*Items from an interface collection*.

______

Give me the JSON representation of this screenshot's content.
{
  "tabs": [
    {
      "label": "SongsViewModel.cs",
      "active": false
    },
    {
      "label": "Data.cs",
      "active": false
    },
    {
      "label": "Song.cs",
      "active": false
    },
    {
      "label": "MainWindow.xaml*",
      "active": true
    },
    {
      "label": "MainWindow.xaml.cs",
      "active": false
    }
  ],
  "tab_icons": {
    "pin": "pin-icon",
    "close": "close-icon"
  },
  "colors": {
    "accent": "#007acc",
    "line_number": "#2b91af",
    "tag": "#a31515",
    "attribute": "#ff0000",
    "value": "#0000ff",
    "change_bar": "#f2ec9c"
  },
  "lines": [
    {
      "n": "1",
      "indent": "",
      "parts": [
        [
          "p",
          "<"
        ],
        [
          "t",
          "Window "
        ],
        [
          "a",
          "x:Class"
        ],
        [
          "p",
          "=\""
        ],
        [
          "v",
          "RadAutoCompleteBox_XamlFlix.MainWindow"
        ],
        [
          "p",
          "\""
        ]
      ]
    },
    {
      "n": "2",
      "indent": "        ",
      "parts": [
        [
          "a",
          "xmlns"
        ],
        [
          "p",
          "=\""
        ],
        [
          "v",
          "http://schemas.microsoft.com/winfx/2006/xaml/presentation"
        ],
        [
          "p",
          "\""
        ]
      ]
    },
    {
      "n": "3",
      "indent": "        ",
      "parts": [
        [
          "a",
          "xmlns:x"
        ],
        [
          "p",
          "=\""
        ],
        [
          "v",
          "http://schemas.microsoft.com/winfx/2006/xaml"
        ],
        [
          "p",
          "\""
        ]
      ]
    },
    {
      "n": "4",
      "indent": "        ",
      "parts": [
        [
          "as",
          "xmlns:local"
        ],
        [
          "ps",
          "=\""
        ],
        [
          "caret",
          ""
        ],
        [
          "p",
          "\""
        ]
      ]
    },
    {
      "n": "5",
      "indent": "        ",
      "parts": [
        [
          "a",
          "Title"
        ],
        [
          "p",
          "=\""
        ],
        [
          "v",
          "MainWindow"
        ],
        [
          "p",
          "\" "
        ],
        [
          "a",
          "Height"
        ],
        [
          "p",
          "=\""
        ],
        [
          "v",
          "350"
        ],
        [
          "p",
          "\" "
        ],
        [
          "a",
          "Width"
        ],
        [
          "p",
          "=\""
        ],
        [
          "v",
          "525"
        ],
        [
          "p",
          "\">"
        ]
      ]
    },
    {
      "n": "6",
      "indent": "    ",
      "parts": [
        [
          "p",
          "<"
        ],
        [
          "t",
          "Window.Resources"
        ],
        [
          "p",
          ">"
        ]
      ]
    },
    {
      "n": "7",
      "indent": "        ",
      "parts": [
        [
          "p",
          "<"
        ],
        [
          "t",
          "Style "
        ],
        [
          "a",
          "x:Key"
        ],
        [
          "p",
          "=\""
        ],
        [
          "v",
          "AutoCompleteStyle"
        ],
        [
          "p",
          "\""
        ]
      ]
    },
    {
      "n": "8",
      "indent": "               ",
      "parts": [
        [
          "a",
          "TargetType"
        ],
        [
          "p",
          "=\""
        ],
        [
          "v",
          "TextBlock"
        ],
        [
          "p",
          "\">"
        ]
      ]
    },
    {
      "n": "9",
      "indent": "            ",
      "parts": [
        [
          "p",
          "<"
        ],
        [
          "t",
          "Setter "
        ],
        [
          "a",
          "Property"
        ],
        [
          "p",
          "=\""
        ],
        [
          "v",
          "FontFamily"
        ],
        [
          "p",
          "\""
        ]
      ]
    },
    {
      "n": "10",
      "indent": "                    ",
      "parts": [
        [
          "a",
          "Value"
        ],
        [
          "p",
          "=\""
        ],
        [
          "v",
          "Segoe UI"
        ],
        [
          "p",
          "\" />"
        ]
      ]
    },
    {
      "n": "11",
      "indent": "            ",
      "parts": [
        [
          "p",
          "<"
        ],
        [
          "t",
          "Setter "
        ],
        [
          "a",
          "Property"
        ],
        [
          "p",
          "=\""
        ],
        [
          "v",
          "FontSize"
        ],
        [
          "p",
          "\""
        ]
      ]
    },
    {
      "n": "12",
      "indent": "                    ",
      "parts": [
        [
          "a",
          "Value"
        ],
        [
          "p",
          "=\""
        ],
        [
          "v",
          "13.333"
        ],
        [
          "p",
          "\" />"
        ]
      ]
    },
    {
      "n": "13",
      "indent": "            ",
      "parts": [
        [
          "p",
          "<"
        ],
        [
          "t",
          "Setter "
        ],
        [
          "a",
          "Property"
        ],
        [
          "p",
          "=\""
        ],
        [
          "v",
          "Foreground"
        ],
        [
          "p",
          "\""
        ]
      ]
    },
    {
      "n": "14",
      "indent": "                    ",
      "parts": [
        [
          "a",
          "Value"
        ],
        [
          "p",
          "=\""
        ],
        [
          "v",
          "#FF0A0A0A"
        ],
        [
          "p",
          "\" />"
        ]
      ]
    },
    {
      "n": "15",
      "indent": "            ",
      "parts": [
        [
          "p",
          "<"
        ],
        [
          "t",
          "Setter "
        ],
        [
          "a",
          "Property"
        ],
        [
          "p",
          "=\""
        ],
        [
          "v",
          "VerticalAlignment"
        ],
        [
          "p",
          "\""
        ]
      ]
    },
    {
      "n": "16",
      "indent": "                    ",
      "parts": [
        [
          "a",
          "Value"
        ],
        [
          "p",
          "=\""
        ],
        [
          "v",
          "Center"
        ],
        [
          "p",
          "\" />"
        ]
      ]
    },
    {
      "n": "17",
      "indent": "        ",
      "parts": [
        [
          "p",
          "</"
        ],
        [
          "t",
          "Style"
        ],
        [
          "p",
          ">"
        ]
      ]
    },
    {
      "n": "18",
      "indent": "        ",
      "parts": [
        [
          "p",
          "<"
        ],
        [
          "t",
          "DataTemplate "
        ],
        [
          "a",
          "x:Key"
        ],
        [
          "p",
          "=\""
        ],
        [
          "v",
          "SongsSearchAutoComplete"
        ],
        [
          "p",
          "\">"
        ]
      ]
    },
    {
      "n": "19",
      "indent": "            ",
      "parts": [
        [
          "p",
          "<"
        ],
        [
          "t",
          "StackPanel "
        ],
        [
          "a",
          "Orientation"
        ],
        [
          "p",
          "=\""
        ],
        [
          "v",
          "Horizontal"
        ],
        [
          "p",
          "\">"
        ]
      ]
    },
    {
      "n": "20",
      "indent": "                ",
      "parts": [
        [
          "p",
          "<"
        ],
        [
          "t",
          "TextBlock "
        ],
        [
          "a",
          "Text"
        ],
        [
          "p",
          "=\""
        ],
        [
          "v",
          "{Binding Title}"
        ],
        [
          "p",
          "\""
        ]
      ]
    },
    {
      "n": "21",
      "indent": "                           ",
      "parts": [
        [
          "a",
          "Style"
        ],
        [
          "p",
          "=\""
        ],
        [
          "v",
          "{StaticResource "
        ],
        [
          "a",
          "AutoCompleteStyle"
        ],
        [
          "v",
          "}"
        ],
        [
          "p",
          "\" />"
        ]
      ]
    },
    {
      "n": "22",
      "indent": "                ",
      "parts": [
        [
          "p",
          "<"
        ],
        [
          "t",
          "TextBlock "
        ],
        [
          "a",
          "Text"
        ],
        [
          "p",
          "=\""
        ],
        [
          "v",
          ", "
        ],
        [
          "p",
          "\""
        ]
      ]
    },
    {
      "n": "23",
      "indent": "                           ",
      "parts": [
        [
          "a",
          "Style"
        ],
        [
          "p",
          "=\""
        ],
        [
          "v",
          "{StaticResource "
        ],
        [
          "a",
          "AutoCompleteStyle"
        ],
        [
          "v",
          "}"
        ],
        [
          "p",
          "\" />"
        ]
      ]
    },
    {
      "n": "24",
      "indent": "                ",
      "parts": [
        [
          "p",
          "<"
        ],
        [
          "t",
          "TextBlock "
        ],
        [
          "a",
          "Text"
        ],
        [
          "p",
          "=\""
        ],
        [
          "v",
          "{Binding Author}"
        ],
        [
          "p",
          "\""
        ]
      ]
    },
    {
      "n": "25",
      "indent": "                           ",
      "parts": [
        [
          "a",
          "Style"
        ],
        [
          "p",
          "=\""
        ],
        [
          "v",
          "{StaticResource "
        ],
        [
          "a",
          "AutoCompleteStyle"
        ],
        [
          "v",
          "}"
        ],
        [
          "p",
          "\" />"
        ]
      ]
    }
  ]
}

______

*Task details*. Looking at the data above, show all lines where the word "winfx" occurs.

*Your solution*.
          "http://schemas.microsoft.com/winfx/2006/xaml/presentation"
          "http://schemas.microsoft.com/winfx/2006/xaml"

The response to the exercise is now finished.